The aim of this study was to identify potential drivers of land use change, develop scenarios of future land use change, and study their potential consequences, based on an Alpine example. Based on input from local and regional experts and stakeholders who participated in the study, we identified drivers of future land use change and developed a cognitive map representing participants' knowledge and beliefs. Then, based on a set of assumption regarding tourism development and actual development plans, we explored 2 urban expansion scenarios using a spatially explicit land change model. Finally, we analyzed possible consequences of these changes in terms of changes to the landscape and exposure to hydro-meteorological hazards.
The 2 identified scenarios were based only on potential future development and did not consider other drivers of change. Both scenarios assumed a 30% increase in accommodation facilities, but they differed in the amount and spatial distribution of land required for expansion. The business-as-usual scenario, which assumed expansion in the form of small-scale individual properties, resulted in a 2.7% increase in urban area. The alternative scenario, which assumed expansion would occur in the form of new hotels and other properties with a higher accommodation density, resulted in a 2% increase in area.
The business-as-usual scenario had, as expected, a larger effect on the loss of grasslands, forests, and agricultural areas, as well as possible exposure to geological hazards. The alternative scenario, however, resulted in a higher potential increase in flood exposure because of its more concentrated expansion. In order to fully study the effect on hydro-meteorological risk, however, we propose additional research taking into account expected climate changes and changes to hazard patterns and occurrence.

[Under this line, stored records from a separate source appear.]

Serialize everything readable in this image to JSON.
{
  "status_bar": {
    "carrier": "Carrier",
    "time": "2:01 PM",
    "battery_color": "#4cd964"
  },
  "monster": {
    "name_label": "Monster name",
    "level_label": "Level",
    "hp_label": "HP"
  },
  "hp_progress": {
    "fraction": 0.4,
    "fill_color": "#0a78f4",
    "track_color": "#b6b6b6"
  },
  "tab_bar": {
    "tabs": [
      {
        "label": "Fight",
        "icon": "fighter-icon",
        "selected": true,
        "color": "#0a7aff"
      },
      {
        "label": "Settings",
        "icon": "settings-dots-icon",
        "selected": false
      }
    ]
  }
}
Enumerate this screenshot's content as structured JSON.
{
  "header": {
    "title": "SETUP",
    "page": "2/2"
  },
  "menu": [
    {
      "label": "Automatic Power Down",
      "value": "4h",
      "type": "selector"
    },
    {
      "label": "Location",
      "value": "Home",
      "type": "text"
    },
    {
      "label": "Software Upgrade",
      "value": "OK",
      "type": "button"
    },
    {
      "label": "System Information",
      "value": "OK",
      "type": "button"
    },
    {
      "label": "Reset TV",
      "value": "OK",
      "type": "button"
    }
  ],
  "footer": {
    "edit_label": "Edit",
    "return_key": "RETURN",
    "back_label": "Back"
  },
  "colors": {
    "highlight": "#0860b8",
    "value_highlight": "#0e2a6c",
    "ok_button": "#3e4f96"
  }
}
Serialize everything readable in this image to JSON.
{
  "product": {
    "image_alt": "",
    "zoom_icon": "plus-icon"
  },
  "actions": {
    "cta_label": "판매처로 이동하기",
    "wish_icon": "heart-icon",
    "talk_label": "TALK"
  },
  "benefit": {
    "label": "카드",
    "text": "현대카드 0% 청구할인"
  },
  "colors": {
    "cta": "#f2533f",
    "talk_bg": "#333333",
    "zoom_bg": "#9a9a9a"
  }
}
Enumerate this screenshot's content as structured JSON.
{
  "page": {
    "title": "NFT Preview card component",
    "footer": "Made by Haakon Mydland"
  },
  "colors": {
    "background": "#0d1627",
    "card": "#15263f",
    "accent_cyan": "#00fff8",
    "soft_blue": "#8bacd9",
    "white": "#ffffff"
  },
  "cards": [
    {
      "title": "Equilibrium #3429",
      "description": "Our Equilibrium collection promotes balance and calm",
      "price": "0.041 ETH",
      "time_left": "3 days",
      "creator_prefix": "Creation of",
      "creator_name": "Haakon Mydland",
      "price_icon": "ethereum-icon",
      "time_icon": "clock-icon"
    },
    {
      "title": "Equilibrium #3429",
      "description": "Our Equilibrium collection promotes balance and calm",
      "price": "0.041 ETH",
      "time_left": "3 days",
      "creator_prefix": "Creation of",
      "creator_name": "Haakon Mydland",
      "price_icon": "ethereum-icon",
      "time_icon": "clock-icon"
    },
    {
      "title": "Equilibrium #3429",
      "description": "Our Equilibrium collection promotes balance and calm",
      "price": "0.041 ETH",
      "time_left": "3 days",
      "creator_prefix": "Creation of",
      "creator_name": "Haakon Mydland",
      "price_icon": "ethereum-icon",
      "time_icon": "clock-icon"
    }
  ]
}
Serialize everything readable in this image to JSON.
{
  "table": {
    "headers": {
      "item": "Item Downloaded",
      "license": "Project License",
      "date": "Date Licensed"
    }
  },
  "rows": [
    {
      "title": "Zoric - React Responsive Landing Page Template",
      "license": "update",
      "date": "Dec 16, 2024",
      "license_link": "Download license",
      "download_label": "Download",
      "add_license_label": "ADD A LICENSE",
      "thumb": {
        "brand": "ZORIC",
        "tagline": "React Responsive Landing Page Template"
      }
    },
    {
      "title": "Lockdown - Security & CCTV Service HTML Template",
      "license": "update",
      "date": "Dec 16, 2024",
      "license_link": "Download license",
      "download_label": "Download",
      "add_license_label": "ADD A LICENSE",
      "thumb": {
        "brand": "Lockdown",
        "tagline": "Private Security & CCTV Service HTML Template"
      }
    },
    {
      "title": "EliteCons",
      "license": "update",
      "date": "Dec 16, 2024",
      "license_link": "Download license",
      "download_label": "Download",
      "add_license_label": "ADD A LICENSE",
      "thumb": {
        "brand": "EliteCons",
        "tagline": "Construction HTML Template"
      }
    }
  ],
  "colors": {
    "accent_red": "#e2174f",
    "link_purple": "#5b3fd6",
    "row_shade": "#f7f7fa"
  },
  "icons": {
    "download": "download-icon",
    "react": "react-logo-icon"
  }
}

This study presents an innovative method that combined participatory modeling with spatial simulation in order to address lack of data and intangibility of drivers. Scenarios generated in a participatory way have greater likelihood, as they incorporate local expert knowledge that is not available in published statistical data. Moreover, the spatial explicitness of this approach makes it possible to identify possible critical areas and spatial patterns of future changes. Therefore, this study contributes to the understanding of potential future environmental changes that take place in Alpine areas but have external drivers.
This work is part of the CHANGES (Changing Hydro-meteorological risks as Analysed by a New Generation of European Scientists) project, a Marie Curie Initial Training Network, funded by the European Community's 7th Framework Programme FP7/2007-2013 under Grant Agreement No. 263953. The authors would like to thank all the study participants, as well as Anna Scolobig, for their help.
FIGURE S1 Unstructured cognitive map of expected land use changes.
FIGURE S2 Urban expansion probability map.
All found at DOI: http://dx.doi.org/10.1659/MRDJOURNAL-D-14-00082.S1 (458 KB PDF).